"With a layered, sensitive voice, Ho's weighty novel delves into themes of racism, classism, loss, and healing." —Publishers Weekly (starred review)
"Inspired by the recent rise in hate crimes against AAPI, Ho's story of inclusion, diversity, and social action rings true. Maybelline is a multifaceted narrator whose drive to right wrongs and stand up to injustice deserves applause. Ho illuminates both activism and mental health in marginalized communities, showing that even a bright, young achiever can experience depression without anyone knowing."—Booklist
"A powerful, hopeful YA debut. May's journey through personal and familial grief is poignant and questions of power and privilege are explored with nuance that will spark conversation among teen readers." —School Library Journal
"This sensitive novel does an impressive balancing act, examining mental illness and its stigma among Asian Americans while weaving in themes of racism and grief. The overarching messages—listening with empathy, and seeking help—ring loud and clear." —Horn Book
Joanna Ho, New York Times bestselling author of Eyes That Kiss in the Corners, has written an exquisite, heart-rending debut young adult novel that will inspire all to speak truth to power.
Maybelline Chen isn't the Chinese Taiwanese American daughter her mother expects her to be. May prefers hoodies over dresses and wants to become a writer. When asked, her mom can't come up with one specific reason for why she's proud of her only daughter. May's beloved brother, Danny, on the other hand, has just been admitted to Princeton. But Danny secretly struggles with depression, and when he dies by suicide, May's world is shattered.

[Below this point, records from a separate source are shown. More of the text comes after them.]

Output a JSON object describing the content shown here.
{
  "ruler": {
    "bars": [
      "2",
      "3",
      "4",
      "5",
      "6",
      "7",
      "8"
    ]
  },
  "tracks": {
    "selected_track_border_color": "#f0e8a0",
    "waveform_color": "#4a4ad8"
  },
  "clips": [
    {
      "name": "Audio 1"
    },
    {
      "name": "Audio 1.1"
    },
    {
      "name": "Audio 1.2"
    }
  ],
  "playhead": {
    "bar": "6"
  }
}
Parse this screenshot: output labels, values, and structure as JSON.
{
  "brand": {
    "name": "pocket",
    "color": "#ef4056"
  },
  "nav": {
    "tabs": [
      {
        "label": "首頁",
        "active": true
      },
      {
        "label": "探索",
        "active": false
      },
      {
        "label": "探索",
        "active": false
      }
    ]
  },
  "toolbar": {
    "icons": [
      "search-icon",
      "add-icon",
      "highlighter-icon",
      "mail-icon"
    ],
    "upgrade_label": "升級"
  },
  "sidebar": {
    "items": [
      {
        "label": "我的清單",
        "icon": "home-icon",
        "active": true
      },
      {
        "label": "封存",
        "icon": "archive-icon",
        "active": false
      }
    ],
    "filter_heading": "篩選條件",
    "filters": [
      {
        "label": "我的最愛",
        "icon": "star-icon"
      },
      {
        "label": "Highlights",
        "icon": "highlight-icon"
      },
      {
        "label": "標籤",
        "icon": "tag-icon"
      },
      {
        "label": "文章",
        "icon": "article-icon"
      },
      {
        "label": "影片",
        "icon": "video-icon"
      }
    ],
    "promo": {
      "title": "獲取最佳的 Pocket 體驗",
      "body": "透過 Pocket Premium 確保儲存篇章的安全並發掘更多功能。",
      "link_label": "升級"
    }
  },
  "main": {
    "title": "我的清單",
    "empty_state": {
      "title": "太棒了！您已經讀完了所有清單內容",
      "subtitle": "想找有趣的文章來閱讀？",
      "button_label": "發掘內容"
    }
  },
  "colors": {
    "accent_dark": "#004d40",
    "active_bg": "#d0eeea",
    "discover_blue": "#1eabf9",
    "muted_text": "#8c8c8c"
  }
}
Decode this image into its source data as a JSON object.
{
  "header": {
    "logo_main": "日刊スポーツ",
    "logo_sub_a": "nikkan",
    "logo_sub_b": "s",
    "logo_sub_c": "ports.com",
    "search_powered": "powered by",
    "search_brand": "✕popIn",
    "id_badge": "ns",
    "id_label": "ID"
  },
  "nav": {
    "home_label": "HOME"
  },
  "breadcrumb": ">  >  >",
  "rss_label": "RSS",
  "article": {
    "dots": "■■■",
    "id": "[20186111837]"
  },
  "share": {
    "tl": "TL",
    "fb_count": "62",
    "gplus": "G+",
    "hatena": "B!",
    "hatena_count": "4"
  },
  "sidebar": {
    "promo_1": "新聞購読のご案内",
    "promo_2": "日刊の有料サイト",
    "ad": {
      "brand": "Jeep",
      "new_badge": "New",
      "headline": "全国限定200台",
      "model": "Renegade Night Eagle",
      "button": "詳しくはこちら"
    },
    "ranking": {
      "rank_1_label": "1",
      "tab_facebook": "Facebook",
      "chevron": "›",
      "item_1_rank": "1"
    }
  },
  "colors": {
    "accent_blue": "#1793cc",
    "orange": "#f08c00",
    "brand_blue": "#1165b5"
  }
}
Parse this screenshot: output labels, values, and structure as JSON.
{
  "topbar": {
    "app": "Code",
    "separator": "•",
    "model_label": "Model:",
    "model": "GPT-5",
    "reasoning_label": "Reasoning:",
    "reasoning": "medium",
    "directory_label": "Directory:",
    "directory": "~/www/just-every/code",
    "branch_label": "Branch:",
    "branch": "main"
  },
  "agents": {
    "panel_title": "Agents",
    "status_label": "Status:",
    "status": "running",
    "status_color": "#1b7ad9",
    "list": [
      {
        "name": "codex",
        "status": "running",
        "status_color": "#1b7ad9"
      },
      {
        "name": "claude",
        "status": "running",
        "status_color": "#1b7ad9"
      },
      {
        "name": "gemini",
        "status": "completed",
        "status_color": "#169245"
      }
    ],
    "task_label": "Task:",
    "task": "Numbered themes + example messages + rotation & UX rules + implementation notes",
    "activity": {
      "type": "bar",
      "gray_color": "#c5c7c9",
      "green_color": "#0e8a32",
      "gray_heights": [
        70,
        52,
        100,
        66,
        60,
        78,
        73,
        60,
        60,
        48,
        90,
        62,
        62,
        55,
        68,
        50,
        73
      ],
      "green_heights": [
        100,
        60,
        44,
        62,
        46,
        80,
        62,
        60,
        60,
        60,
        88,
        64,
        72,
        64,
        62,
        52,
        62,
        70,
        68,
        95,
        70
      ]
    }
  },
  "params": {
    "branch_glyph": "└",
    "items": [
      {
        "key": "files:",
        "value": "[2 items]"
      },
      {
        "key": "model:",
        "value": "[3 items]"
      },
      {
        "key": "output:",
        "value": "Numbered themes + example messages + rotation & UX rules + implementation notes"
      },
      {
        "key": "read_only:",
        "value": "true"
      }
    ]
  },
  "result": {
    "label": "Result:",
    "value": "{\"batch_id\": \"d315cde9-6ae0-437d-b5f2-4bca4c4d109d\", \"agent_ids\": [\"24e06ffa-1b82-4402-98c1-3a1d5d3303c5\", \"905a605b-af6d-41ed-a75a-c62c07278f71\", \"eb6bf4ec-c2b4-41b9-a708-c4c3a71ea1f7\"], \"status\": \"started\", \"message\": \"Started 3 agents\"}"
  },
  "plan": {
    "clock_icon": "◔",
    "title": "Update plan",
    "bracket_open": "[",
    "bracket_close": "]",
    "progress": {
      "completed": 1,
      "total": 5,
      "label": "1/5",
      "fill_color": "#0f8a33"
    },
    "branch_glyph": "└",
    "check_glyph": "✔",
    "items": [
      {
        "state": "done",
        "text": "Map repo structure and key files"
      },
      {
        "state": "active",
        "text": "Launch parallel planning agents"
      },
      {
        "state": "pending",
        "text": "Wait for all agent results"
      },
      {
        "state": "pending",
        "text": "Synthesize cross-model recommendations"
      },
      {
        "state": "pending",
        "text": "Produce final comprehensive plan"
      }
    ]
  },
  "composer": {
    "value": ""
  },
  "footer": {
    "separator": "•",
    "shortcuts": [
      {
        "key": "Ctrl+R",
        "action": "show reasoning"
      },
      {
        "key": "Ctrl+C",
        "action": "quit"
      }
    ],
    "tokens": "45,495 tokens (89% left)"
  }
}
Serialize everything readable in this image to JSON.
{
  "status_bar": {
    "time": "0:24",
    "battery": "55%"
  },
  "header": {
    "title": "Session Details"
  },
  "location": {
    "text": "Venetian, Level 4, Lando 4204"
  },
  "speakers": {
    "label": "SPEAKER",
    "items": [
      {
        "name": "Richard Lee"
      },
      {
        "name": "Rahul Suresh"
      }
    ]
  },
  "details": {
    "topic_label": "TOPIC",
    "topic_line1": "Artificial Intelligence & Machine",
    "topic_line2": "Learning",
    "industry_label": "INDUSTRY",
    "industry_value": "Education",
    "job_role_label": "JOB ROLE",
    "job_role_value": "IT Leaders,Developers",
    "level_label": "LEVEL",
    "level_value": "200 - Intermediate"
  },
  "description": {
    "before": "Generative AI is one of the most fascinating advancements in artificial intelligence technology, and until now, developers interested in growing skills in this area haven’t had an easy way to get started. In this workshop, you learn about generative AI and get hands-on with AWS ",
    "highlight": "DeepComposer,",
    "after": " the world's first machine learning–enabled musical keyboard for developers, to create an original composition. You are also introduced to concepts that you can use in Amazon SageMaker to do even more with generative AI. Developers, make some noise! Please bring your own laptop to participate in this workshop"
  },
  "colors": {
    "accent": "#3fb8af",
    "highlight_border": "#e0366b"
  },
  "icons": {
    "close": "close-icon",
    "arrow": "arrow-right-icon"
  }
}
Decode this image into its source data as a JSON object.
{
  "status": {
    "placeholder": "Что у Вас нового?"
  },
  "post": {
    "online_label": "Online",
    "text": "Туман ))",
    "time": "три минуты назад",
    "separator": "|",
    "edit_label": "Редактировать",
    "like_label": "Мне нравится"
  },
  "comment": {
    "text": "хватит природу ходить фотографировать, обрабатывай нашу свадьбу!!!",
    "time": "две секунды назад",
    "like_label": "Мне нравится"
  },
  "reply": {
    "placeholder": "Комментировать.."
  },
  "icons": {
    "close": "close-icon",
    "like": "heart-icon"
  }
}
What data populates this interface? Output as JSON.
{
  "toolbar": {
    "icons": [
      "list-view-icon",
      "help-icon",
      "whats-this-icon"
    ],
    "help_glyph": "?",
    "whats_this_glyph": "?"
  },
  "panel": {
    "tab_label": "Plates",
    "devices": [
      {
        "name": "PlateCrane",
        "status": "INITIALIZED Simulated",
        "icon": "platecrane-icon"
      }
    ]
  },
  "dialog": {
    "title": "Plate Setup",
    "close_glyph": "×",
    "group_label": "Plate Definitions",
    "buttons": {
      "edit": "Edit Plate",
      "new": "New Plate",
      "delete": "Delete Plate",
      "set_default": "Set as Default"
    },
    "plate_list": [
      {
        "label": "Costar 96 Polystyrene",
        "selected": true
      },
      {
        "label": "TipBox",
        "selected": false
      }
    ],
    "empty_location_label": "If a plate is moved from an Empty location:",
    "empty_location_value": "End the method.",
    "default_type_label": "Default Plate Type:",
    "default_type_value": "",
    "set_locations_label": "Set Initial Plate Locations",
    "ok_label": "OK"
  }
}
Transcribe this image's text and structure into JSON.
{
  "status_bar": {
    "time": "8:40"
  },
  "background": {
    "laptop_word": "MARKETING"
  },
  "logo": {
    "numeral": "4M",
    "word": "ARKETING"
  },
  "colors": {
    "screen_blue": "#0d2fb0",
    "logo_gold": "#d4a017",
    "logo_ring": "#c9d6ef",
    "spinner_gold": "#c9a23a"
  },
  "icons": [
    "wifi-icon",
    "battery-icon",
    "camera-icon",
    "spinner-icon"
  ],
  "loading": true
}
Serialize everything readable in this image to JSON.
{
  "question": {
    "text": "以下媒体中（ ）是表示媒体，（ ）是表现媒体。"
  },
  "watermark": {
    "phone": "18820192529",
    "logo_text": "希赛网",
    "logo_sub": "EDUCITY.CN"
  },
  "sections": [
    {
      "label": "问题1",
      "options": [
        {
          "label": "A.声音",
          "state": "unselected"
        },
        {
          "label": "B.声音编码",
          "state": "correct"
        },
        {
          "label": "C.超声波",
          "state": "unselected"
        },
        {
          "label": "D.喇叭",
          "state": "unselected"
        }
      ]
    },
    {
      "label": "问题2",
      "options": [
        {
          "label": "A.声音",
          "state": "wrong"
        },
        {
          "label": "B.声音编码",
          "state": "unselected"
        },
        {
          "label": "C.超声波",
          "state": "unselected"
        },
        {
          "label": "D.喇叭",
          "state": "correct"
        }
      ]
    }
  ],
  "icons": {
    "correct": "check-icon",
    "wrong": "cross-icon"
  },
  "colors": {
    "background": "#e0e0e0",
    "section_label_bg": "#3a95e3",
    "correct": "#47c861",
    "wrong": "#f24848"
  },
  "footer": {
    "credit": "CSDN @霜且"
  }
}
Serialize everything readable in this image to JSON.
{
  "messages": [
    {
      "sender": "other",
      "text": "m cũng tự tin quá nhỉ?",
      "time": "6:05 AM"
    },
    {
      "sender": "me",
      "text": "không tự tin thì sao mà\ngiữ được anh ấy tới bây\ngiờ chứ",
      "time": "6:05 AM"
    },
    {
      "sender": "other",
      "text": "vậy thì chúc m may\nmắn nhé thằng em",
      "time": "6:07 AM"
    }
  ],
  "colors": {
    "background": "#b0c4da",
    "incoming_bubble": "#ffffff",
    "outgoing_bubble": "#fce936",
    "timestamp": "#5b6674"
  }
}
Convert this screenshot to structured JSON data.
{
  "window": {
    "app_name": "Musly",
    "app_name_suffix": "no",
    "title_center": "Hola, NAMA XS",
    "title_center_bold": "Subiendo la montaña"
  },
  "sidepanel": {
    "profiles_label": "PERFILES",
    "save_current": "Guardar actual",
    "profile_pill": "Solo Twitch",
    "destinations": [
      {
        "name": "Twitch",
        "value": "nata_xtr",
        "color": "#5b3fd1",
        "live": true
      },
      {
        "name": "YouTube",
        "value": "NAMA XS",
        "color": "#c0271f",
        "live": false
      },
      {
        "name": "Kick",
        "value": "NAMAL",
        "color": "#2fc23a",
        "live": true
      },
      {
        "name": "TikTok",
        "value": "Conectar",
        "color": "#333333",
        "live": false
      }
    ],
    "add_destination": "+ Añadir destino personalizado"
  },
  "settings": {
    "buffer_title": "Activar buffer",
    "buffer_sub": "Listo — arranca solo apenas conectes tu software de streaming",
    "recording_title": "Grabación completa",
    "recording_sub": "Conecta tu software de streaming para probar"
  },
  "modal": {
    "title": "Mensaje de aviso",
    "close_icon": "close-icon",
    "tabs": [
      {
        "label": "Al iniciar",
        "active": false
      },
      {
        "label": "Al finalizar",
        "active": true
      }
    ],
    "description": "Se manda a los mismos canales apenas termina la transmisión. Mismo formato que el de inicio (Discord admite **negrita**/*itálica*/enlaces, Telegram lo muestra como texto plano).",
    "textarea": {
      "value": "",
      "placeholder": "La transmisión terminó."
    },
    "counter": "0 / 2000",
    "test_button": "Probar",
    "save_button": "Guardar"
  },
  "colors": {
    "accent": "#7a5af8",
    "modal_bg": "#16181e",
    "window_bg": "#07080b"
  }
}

In the aftermath, racist accusations are hurled against May's parents for putting too much "pressure" on him. May's father tells her to keep her head down. Instead, May challenges these ugly stereotypes through her writing. Yet the consequences of speaking out run much deeper than anyone could foresee. Who gets to tell our stories, and who gets silenced? It's up to May to take back the narrative.
Joanna Ho masterfully explores timely themes of mental health, racism, and classism.
A Bank Street Books Best Children's Book of the Year for ages 14 and older in Family/School/Community and noted for outstanding merit (2023)
"An ornately carved window into the core of shared humanity. Read and re-read. Then read it again." —Nic Stone, New York Times bestselling author of Dear Martin
"Powerful and piercing, filled with truth, love, and a heroine who takes back the narrative." —Abigail Hing Wen, New York Times bestselling author of Loveboat, Taipei
"A held-breath of a novel that finds courage amidst brokenness, and holds a candle to the dark." —Stacey Lee, New York Times bestselling author of The Downstairs Girl
"Ho confronts racism with care and nuance, capturing the complexities of grief and growth. A poignant call to action." —Randy Ribay, National Book Award finalist for Patron Saints of Nothing